[Dataset rows for apps and sites]
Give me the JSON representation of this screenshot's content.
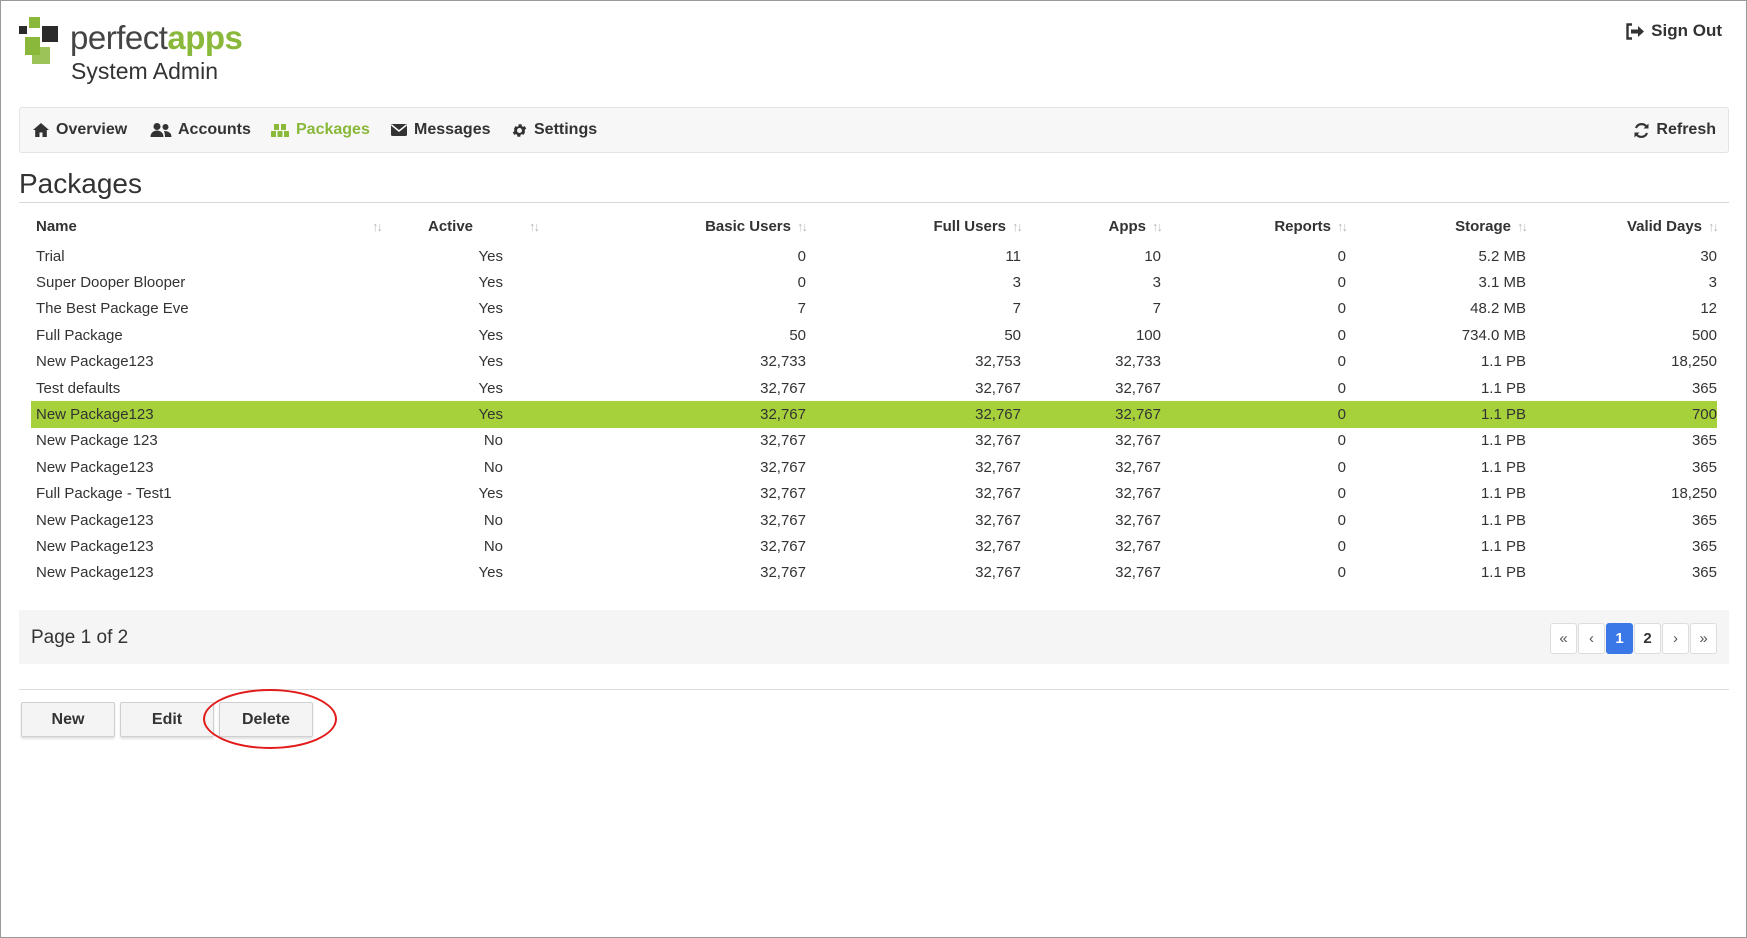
{
  "brand": {
    "word1": "perfect",
    "word2": "apps",
    "subtitle": "System Admin"
  },
  "header": {
    "signout_label": "Sign Out"
  },
  "nav": {
    "items": [
      {
        "label": "Overview"
      },
      {
        "label": "Accounts"
      },
      {
        "label": "Packages",
        "active": true
      },
      {
        "label": "Messages"
      },
      {
        "label": "Settings"
      }
    ],
    "refresh_label": "Refresh"
  },
  "page": {
    "title": "Packages"
  },
  "table": {
    "columns": [
      "Name",
      "Active",
      "Basic Users",
      "Full Users",
      "Apps",
      "Reports",
      "Storage",
      "Valid Days"
    ],
    "sort_glyph": "↑↓",
    "rows": [
      [
        "Trial",
        "Yes",
        "0",
        "11",
        "10",
        "0",
        "5.2 MB",
        "30"
      ],
      [
        "Super Dooper Blooper",
        "Yes",
        "0",
        "3",
        "3",
        "0",
        "3.1 MB",
        "3"
      ],
      [
        "The Best Package Eve",
        "Yes",
        "7",
        "7",
        "7",
        "0",
        "48.2 MB",
        "12"
      ],
      [
        "Full Package",
        "Yes",
        "50",
        "50",
        "100",
        "0",
        "734.0 MB",
        "500"
      ],
      [
        "New Package123",
        "Yes",
        "32,733",
        "32,753",
        "32,733",
        "0",
        "1.1 PB",
        "18,250"
      ],
      [
        "Test defaults",
        "Yes",
        "32,767",
        "32,767",
        "32,767",
        "0",
        "1.1 PB",
        "365"
      ],
      [
        "New Package123",
        "Yes",
        "32,767",
        "32,767",
        "32,767",
        "0",
        "1.1 PB",
        "700"
      ],
      [
        "New Package 123",
        "No",
        "32,767",
        "32,767",
        "32,767",
        "0",
        "1.1 PB",
        "365"
      ],
      [
        "New Package123",
        "No",
        "32,767",
        "32,767",
        "32,767",
        "0",
        "1.1 PB",
        "365"
      ],
      [
        "Full Package - Test1",
        "Yes",
        "32,767",
        "32,767",
        "32,767",
        "0",
        "1.1 PB",
        "18,250"
      ],
      [
        "New Package123",
        "No",
        "32,767",
        "32,767",
        "32,767",
        "0",
        "1.1 PB",
        "365"
      ],
      [
        "New Package123",
        "No",
        "32,767",
        "32,767",
        "32,767",
        "0",
        "1.1 PB",
        "365"
      ],
      [
        "New Package123",
        "Yes",
        "32,767",
        "32,767",
        "32,767",
        "0",
        "1.1 PB",
        "365"
      ]
    ],
    "selected_row": 6
  },
  "pager": {
    "info": "Page 1 of 2",
    "first": "«",
    "prev": "‹",
    "pages": [
      "1",
      "2"
    ],
    "current": "1",
    "next": "›",
    "last": "»"
  },
  "actions": {
    "new_label": "New",
    "edit_label": "Edit",
    "delete_label": "Delete"
  },
  "colors": {
    "brand_green": "#8ab83a",
    "selected_row": "#a6d13b",
    "active_page": "#3b78e7",
    "annotation_ring": "#e21b1b"
  }
}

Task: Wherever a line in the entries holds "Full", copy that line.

Finished task:
      "Full Users",
        "Full Package",
        "Full Package - Test1",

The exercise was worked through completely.